A continuation of a slight obsession with labyrinths and mazes, this collection of work was selected for inclusion in a small monograph booklet for an exhibition in Austria in 2013 (download it below):
A true labyrinth is distinct from a maze because there is only one path to the centre. Ancient 5-path and 7-path labyrinths consist of a single path with 5 or 7 changes of direction along the way. The good thing is, you can’t get lost.
With a labyrinth, though, there simply are no shortcuts.
Questions & Reflections
I have Sig Lonegren’s book “Labyrinths, Ancient Myths and Modern Uses“, where he shows how a labyrinth can be used as a contemplative self-help tool. Ponder on any question that’s troubling you before you enter, then at each turn of the labyrinth frame the question in a different way. When you reach the centre, reflect and rest a while, then on your return journey, again see the question in a different light at each turn on the path.
In the label piece above, I used a circular Indian labyrinth design and colours not usually associated with contemplation – neon yellow and plain white labels on a red velvet surround. The labyrinth holds strong though and the centre holds its own.
- Can any labyrinth be used as a tool?
- What if I made a labyrinth from a self-help or how to book – would it be more helpful than the original book or rendered useless in the act of reworking it?
- How complex or simple could the labyrinth be and still work?
- Are there any shortcuts?
I took Tony Robbins’ book on a (long) train trip from London to the Maastricht Art Fair, and along the way I highlighted the sentences, phrases and gems of wisdom I would want to remember. When I broke the book down to use with a labyrinth, I just took the highlighted parts and ignored the rest.
- Is the resulting labyrinth more useful as a contemplative tool?

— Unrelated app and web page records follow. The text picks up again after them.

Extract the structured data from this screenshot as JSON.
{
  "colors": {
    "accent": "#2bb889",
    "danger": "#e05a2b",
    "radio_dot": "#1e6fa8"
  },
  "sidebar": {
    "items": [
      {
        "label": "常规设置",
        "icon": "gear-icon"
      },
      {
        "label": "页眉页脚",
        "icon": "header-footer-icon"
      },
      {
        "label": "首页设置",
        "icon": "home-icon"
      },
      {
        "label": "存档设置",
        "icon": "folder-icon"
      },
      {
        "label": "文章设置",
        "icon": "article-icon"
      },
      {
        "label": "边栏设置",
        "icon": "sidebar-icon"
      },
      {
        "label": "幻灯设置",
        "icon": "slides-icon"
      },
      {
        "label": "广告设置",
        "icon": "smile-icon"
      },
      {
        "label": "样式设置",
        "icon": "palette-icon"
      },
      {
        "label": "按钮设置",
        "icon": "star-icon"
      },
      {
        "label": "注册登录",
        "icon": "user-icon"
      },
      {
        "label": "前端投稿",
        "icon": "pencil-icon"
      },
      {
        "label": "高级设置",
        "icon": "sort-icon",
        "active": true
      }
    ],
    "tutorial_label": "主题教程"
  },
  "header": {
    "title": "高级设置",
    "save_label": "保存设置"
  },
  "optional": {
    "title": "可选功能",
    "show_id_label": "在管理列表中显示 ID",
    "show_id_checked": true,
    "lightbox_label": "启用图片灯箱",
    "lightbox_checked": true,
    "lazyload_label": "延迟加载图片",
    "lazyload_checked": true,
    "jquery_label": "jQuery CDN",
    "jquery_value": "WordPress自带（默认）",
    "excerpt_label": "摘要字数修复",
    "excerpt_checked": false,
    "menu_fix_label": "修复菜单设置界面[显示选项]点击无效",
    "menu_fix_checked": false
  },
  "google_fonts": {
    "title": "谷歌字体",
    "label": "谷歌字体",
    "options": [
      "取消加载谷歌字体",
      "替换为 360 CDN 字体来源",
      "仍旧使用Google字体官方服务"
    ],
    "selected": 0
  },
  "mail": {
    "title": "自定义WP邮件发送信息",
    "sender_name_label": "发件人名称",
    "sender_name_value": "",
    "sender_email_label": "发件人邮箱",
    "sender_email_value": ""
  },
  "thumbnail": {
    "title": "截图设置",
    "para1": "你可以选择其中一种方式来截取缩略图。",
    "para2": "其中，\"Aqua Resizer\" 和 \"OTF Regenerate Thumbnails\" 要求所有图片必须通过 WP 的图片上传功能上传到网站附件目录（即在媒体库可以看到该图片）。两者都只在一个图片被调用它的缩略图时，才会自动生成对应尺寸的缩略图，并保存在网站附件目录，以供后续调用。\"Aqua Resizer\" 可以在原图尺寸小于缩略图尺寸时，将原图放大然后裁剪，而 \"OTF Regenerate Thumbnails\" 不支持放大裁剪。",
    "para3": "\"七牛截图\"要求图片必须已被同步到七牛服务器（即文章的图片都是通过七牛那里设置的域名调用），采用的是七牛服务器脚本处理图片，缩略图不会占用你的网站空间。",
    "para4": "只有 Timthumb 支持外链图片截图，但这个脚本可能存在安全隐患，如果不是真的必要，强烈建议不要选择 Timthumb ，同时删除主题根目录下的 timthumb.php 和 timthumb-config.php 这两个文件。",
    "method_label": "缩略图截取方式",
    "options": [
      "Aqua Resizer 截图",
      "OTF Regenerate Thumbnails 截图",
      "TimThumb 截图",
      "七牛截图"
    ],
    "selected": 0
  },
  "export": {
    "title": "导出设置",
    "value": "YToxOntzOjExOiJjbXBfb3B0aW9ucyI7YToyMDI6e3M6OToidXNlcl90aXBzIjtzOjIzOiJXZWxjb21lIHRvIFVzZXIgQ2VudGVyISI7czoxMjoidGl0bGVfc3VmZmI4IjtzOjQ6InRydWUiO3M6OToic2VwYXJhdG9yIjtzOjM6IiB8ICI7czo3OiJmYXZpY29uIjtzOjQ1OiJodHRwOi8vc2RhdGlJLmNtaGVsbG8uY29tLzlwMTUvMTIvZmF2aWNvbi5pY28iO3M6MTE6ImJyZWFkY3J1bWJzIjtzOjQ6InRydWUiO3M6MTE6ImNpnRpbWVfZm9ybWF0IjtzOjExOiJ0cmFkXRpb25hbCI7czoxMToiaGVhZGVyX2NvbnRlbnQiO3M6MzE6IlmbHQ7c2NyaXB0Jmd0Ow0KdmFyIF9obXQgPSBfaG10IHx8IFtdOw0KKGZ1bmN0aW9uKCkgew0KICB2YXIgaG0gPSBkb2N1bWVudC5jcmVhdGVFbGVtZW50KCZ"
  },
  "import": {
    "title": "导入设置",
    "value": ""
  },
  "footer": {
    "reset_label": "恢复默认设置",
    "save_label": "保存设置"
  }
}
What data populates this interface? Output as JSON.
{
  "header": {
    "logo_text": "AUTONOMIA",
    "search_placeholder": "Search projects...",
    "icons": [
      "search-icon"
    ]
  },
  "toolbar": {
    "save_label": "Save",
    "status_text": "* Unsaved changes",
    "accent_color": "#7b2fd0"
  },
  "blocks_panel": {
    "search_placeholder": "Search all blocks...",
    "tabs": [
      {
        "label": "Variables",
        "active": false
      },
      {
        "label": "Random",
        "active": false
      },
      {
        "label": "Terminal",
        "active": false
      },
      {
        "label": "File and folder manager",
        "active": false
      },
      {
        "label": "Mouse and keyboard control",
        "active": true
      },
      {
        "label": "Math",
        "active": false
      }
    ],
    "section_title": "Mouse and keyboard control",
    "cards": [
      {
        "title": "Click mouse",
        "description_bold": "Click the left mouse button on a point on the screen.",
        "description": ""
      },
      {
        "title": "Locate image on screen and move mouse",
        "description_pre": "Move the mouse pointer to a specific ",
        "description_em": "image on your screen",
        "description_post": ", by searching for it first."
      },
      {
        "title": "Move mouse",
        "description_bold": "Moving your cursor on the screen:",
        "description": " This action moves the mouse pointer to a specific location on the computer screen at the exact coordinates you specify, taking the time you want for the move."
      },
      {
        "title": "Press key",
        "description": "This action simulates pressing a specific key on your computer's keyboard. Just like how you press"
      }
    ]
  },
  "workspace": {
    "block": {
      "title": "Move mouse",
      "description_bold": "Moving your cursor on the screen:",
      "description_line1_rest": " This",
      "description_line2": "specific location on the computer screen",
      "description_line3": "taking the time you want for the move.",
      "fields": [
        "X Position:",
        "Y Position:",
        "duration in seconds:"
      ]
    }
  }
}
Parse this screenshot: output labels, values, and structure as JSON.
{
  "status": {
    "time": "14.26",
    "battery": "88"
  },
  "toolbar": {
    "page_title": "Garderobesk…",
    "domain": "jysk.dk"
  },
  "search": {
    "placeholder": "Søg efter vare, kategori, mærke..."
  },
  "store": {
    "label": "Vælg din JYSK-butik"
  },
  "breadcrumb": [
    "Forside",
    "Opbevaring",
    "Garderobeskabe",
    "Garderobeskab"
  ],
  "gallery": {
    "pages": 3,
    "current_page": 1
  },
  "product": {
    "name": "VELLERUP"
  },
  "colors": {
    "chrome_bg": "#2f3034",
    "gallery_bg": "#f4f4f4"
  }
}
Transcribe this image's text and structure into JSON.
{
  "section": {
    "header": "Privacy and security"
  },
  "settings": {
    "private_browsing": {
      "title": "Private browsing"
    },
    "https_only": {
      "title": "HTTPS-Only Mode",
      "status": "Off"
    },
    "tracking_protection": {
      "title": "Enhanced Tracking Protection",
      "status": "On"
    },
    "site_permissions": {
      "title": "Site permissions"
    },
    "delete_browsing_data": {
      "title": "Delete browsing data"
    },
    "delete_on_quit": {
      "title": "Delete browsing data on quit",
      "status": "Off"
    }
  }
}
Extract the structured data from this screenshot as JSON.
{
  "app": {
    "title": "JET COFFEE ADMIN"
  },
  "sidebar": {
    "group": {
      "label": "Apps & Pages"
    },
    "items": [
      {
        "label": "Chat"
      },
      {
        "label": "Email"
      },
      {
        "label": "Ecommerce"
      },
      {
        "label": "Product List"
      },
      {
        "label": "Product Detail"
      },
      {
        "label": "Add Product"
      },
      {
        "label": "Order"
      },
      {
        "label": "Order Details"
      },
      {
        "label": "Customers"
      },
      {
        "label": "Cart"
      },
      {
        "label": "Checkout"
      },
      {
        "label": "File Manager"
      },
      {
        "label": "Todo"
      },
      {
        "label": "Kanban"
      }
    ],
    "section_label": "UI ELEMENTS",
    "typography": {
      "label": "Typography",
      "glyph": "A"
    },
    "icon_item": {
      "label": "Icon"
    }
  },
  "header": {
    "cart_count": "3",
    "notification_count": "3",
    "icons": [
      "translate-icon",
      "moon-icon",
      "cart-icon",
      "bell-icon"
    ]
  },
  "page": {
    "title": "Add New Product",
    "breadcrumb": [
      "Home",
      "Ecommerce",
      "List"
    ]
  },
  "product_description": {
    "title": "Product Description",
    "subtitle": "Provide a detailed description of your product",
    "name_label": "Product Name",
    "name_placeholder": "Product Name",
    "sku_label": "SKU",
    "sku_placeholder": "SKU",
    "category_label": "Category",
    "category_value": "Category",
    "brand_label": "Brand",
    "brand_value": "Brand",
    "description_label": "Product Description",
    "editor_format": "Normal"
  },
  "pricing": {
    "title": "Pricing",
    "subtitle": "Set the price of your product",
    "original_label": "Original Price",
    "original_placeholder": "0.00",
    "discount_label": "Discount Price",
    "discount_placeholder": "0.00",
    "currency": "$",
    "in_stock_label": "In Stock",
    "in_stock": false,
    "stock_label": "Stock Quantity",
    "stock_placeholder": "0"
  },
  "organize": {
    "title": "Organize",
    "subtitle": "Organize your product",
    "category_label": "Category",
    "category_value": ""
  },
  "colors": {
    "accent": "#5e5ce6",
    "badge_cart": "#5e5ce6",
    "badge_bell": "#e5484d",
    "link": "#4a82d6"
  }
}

Seemingly more complex, but still based on a single-path labyrinth design, the two largest pieces in this series are made from the pages of “The 48 Laws of Power“ – a fascinating book on how to succeed out there in the world by Robert Greene. The pages are laid out in chapter order and the book is long, so they cover two 6ft square panels which are mirror images of each other connected by a (very long) path.
Walking the Pathway
If you walk this path right through to Rule 48 at the goal of the right hand panel, you’ll take many more turns than on a basic 7-path labyrinth.
- Will that clear your thinking or just muddle it?
- Will you lose yourself in the distractions of all the advice on offer?
- How much can you take in?
- Will you stay the path?
- Or will you, like many of us, naturally look for a shortcut?
‘There Are No Shortcuts’